* WHAT IS BEING ASKED: With no edits of any kind, print each record that follows.

* DATA SUPPLIED:
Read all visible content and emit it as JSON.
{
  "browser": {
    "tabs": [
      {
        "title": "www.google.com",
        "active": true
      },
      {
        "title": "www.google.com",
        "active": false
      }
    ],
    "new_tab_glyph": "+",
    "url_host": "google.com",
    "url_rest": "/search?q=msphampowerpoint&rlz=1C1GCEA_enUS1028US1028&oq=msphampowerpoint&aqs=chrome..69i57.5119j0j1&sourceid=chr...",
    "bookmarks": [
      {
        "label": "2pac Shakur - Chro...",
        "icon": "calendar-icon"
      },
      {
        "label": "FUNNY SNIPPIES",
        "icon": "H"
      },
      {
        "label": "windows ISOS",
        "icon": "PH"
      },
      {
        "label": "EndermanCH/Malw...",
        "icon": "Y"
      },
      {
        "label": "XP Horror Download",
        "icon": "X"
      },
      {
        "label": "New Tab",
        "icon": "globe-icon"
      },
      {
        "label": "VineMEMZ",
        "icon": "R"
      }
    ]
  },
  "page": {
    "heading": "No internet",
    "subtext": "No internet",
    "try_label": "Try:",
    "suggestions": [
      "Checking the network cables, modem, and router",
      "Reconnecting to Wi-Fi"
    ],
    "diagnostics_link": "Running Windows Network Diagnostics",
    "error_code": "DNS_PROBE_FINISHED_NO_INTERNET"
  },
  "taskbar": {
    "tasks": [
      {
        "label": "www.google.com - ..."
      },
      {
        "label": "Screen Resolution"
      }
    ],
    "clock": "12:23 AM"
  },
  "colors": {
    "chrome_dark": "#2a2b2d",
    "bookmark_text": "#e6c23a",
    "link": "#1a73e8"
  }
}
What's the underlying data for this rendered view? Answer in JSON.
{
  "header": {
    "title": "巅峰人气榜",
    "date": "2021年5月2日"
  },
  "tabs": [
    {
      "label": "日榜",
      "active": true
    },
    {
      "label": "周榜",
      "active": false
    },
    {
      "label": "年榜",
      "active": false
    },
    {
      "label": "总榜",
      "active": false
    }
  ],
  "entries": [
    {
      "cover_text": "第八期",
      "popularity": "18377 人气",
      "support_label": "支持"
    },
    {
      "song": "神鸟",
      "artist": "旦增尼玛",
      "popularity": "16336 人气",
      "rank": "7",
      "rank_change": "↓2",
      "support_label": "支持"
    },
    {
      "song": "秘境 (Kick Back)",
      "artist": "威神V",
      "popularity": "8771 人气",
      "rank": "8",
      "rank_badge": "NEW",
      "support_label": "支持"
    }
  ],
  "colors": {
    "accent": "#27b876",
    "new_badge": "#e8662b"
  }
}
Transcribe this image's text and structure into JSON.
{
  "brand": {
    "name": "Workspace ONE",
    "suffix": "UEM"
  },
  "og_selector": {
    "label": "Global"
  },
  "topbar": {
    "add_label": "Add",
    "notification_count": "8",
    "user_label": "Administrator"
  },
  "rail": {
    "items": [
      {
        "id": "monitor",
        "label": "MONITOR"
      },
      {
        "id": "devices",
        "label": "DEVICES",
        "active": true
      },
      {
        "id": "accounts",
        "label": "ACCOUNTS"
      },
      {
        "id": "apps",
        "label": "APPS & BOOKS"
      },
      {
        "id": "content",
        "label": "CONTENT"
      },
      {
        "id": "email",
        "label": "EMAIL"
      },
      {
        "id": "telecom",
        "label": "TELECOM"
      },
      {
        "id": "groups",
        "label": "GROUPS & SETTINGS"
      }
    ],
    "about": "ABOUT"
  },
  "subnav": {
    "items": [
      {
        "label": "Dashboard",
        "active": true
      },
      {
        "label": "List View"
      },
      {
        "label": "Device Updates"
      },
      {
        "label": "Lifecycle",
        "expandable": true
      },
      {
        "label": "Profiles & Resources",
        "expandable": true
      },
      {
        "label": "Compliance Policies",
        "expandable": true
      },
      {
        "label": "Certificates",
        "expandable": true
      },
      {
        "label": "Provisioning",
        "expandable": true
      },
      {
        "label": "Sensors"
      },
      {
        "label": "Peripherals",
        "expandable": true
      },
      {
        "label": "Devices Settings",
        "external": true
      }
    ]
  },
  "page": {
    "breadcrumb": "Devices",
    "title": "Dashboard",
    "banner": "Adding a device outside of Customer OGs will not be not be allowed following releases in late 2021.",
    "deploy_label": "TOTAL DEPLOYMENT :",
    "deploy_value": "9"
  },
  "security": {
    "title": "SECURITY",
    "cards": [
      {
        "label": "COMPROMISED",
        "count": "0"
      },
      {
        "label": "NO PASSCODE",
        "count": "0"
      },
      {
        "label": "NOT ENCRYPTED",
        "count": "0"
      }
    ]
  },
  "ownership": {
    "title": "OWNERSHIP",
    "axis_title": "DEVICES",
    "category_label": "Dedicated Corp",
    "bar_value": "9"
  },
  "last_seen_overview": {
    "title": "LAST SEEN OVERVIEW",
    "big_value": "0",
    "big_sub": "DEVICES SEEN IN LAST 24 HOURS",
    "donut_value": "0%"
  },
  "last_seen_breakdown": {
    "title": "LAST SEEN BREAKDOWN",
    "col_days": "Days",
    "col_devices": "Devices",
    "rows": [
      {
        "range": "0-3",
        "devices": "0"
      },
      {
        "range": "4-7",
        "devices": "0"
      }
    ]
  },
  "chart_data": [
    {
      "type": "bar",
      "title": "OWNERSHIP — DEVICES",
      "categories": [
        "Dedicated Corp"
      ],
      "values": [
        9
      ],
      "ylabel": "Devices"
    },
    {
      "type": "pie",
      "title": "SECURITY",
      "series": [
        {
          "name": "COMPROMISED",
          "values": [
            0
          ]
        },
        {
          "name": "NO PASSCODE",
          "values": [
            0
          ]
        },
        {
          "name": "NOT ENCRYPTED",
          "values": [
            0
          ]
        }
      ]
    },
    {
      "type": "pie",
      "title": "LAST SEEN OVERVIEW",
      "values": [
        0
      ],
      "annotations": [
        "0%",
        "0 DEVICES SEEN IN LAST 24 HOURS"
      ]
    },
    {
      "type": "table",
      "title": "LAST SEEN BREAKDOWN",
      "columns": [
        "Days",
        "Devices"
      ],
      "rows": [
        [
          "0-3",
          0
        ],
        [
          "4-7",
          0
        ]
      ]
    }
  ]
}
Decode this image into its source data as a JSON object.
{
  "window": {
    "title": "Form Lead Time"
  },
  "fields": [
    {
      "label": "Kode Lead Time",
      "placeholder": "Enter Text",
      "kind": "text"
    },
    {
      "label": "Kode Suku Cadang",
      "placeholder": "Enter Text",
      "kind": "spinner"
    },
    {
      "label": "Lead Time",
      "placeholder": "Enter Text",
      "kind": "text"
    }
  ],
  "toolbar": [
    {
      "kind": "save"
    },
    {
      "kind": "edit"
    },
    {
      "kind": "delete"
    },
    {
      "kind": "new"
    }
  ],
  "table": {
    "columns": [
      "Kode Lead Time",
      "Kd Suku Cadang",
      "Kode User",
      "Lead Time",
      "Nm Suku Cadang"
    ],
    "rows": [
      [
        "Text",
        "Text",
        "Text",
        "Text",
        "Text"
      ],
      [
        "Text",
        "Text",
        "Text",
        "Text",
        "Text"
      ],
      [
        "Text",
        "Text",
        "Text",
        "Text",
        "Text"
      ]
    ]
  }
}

* TASK OUTPUT:
Read all visible content and emit it as JSON.
{
  "browser": {
    "tabs": [
      {
        "title": "www.google.com",
        "active": true
      },
      {
        "title": "www.google.com",
        "active": false
      }
    ],
    "new_tab_glyph": "+",
    "url_host": "google.com",
    "url_rest": "/search?q=msphampowerpoint&rlz=1C1GCEA_enUS1028US1028&oq=msphampowerpoint&aqs=chrome..69i57.5119j0j1&sourceid=chr...",
    "bookmarks": [
      {
        "label": "2pac Shakur - Chro...",
        "icon": "calendar-icon"
      },
      {
        "label": "FUNNY SNIPPIES",
        "icon": "H"
      },
      {
        "label": "windows ISOS",
        "icon": "PH"
      },
      {
        "label": "EndermanCH/Malw...",
        "icon": "Y"
      },
      {
        "label": "XP Horror Download",
        "icon": "X"
      },
      {
        "label": "New Tab",
        "icon": "globe-icon"
      },
      {
        "label": "VineMEMZ",
        "icon": "R"
      }
    ]
  },
  "page": {
    "heading": "No internet",
    "subtext": "No internet",
    "try_label": "Try:",
    "suggestions": [
      "Checking the network cables, modem, and router",
      "Reconnecting to Wi-Fi"
    ],
    "diagnostics_link": "Running Windows Network Diagnostics",
    "error_code": "DNS_PROBE_FINISHED_NO_INTERNET"
  },
  "taskbar": {
    "tasks": [
      {
        "label": "www.google.com - ..."
      },
      {
        "label": "Screen Resolution"
      }
    ],
    "clock": "12:23 AM"
  },
  "colors": {
    "chrome_dark": "#2a2b2d",
    "bookmark_text": "#e6c23a",
    "link": "#1a73e8"
  }
}
What's the underlying data for this rendered view? Answer in JSON.
{
  "header": {
    "title": "巅峰人气榜",
    "date": "2021年5月2日"
  },
  "tabs": [
    {
      "label": "日榜",
      "active": true
    },
    {
      "label": "周榜",
      "active": false
    },
    {
      "label": "年榜",
      "active": false
    },
    {
      "label": "总榜",
      "active": false
    }
  ],
  "entries": [
    {
      "cover_text": "第八期",
      "popularity": "18377 人气",
      "support_label": "支持"
    },
    {
      "song": "神鸟",
      "artist": "旦增尼玛",
      "popularity": "16336 人气",
      "rank": "7",
      "rank_change": "↓2",
      "support_label": "支持"
    },
    {
      "song": "秘境 (Kick Back)",
      "artist": "威神V",
      "popularity": "8771 人气",
      "rank": "8",
      "rank_badge": "NEW",
      "support_label": "支持"
    }
  ],
  "colors": {
    "accent": "#27b876",
    "new_badge": "#e8662b"
  }
}
Transcribe this image's text and structure into JSON.
{
  "brand": {
    "name": "Workspace ONE",
    "suffix": "UEM"
  },
  "og_selector": {
    "label": "Global"
  },
  "topbar": {
    "add_label": "Add",
    "notification_count": "8",
    "user_label": "Administrator"
  },
  "rail": {
    "items": [
      {
        "id": "monitor",
        "label": "MONITOR"
      },
      {
        "id": "devices",
        "label": "DEVICES",
        "active": true
      },
      {
        "id": "accounts",
        "label": "ACCOUNTS"
      },
      {
        "id": "apps",
        "label": "APPS & BOOKS"
      },
      {
        "id": "content",
        "label": "CONTENT"
      },
      {
        "id": "email",
        "label": "EMAIL"
      },
      {
        "id": "telecom",
        "label": "TELECOM"
      },
      {
        "id": "groups",
        "label": "GROUPS & SETTINGS"
      }
    ],
    "about": "ABOUT"
  },
  "subnav": {
    "items": [
      {
        "label": "Dashboard",
        "active": true
      },
      {
        "label": "List View"
      },
      {
        "label": "Device Updates"
      },
      {
        "label": "Lifecycle",
        "expandable": true
      },
      {
        "label": "Profiles & Resources",
        "expandable": true
      },
      {
        "label": "Compliance Policies",
        "expandable": true
      },
      {
        "label": "Certificates",
        "expandable": true
      },
      {
        "label": "Provisioning",
        "expandable": true
      },
      {
        "label": "Sensors"
      },
      {
        "label": "Peripherals",
        "expandable": true
      },
      {
        "label": "Devices Settings",
        "external": true
      }
    ]
  },
  "page": {
    "breadcrumb": "Devices",
    "title": "Dashboard",
    "banner": "Adding a device outside of Customer OGs will not be not be allowed following releases in late 2021.",
    "deploy_label": "TOTAL DEPLOYMENT :",
    "deploy_value": "9"
  },
  "security": {
    "title": "SECURITY",
    "cards": [
      {
        "label": "COMPROMISED",
        "count": "0"
      },
      {
        "label": "NO PASSCODE",
        "count": "0"
      },
      {
        "label": "NOT ENCRYPTED",
        "count": "0"
      }
    ]
  },
  "ownership": {
    "title": "OWNERSHIP",
    "axis_title": "DEVICES",
    "category_label": "Dedicated Corp",
    "bar_value": "9"
  },
  "last_seen_overview": {
    "title": "LAST SEEN OVERVIEW",
    "big_value": "0",
    "big_sub": "DEVICES SEEN IN LAST 24 HOURS",
    "donut_value": "0%"
  },
  "last_seen_breakdown": {
    "title": "LAST SEEN BREAKDOWN",
    "col_days": "Days",
    "col_devices": "Devices",
    "rows": [
      {
        "range": "0-3",
        "devices": "0"
      },
      {
        "range": "4-7",
        "devices": "0"
      }
    ]
  },
  "chart_data": [
    {
      "type": "bar",
      "title": "OWNERSHIP — DEVICES",
      "categories": [
        "Dedicated Corp"
      ],
      "values": [
        9
      ],
      "ylabel": "Devices"
    },
    {
      "type": "pie",
      "title": "SECURITY",
      "series": [
        {
          "name": "COMPROMISED",
          "values": [
            0
          ]
        },
        {
          "name": "NO PASSCODE",
          "values": [
            0
          ]
        },
        {
          "name": "NOT ENCRYPTED",
          "values": [
            0
          ]
        }
      ]
    },
    {
      "type": "pie",
      "title": "LAST SEEN OVERVIEW",
      "values": [
        0
      ],
      "annotations": [
        "0%",
        "0 DEVICES SEEN IN LAST 24 HOURS"
      ]
    },
    {
      "type": "table",
      "title": "LAST SEEN BREAKDOWN",
      "columns": [
        "Days",
        "Devices"
      ],
      "rows": [
        [
          "0-3",
          0
        ],
        [
          "4-7",
          0
        ]
      ]
    }
  ]
}
Decode this image into its source data as a JSON object.
{
  "window": {
    "title": "Form Lead Time"
  },
  "fields": [
    {
      "label": "Kode Lead Time",
      "placeholder": "Enter Text",
      "kind": "text"
    },
    {
      "label": "Kode Suku Cadang",
      "placeholder": "Enter Text",
      "kind": "spinner"
    },
    {
      "label": "Lead Time",
      "placeholder": "Enter Text",
      "kind": "text"
    }
  ],
  "toolbar": [
    {
      "kind": "save"
    },
    {
      "kind": "edit"
    },
    {
      "kind": "delete"
    },
    {
      "kind": "new"
    }
  ],
  "table": {
    "columns": [
      "Kode Lead Time",
      "Kd Suku Cadang",
      "Kode User",
      "Lead Time",
      "Nm Suku Cadang"
    ],
    "rows": [
      [
        "Text",
        "Text",
        "Text",
        "Text",
        "Text"
      ],
      [
        "Text",
        "Text",
        "Text",
        "Text",
        "Text"
      ],
      [
        "Text",
        "Text",
        "Text",
        "Text",
        "Text"
      ]
    ]
  }
}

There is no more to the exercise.